Interface dataset entries:
● ● ● ●

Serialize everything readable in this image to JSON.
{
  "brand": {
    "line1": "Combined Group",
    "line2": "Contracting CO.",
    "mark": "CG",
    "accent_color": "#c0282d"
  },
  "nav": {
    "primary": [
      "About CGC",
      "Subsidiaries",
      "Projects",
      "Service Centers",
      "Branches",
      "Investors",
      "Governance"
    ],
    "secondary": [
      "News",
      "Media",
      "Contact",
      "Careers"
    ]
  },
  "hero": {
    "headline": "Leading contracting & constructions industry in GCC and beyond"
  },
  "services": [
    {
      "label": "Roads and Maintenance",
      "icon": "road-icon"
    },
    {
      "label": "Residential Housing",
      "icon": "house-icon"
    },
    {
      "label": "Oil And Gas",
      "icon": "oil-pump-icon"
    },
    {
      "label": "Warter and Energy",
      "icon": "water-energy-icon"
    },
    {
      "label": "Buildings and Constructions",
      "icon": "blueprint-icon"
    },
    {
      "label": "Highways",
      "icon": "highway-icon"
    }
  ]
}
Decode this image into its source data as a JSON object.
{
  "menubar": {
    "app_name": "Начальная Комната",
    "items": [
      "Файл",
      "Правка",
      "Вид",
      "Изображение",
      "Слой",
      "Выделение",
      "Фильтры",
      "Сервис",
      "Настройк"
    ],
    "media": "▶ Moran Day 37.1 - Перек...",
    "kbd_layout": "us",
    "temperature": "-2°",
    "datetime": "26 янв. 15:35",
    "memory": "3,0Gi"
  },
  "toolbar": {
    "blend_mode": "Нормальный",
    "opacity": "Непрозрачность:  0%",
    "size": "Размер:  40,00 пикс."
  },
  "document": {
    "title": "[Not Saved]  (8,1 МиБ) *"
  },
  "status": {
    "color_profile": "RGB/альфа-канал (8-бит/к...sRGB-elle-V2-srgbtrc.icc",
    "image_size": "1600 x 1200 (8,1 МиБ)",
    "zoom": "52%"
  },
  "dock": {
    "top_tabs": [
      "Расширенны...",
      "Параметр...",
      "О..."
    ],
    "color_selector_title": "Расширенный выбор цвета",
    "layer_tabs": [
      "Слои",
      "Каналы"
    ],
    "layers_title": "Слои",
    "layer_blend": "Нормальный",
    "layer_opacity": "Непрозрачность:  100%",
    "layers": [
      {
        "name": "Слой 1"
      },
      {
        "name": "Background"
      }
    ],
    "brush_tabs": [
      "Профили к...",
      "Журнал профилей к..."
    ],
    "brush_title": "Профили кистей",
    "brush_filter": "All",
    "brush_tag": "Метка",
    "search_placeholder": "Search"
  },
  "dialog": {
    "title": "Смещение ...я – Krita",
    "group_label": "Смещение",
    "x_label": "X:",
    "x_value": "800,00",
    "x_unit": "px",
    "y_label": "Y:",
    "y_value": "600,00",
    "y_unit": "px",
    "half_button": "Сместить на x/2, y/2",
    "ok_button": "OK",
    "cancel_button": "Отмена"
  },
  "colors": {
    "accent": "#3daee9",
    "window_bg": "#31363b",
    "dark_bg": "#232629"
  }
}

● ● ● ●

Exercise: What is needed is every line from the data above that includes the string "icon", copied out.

Finished task:
      "icon": "road-icon"
      "icon": "house-icon"
      "icon": "oil-pump-icon"
      "icon": "water-energy-icon"
      "icon": "blueprint-icon"
      "icon": "highway-icon"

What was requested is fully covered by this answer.